The British-Indian Arun Ghosh on the clarinet in the typical sound characteristics of Klezmer music comes from IndoJazz. With Arun and Nathan associates Mayur Narvekar composer and multi instrumental residing in Mumbai known as “Bandish Projekt“. Bandish is a term of Indian classical music and means literally ‘composition’. Unusually as the raga music of North Indian Classics is improvisational music up of 90%.
All three musicians, Natan Flutebox Lee, Arun Ghosh and Mayur Narvekar bring along training in (Western) classical and/or Indian classical music.
The BBC recording of a live session in April 2009 and a collaborative performance on 10th/11th April 2010 at the Alcemy Festival (South Bank Centre, Queen Elizabeth Hall) both taken place in London impress with high dynamics and acoustic complexity, which range from Indian classics to pure Dub.

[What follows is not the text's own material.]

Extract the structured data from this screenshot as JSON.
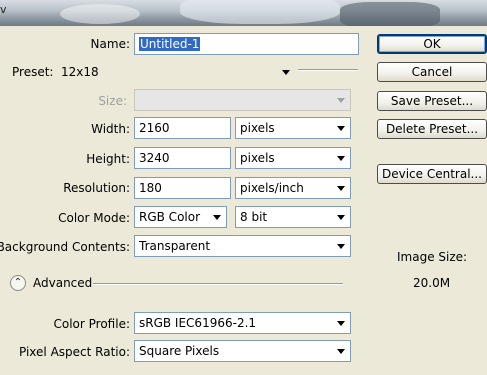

We may hope for some CD productions from these interesting formations coming soon.
Secret Archives of the Vatican – Transglobal Breakbeat Dub Science
The cloak-and-dagger name Secret Archives of the Vatican hides a small musician collective from the South of London, from Croydon. Since 1998 when the musicians attracted public attention with the 1st release reformation Secret Archives of the Vatican define itself as “transglobal breakbeat dub science”.
This labeling sounds very promising and might be assigned best to the term Ethno. Arabian and Indian sound qualities and funky rhythms are substantial components of this “Orientalist Dub”. The English label BrokenDrumRecords published the golden EP “The Glidepath“ two days ago on 2nd May 2010. Its an album with five music pieces which can be downloaded free of charge (here).
Notice: The next broadcasting of Indian E-music is dated on 1st Tuesday, 1 June – at 09:00 pm CET on Tide 96,0 FM and via Internet.
… and who is interested in Indian classical music, each 3rd Tuesday (monthly) same time. Thus next broadcasting for IMC – India meets Classic is on 18th May at 09:00 pm on Tide 96,0 (and via Internet).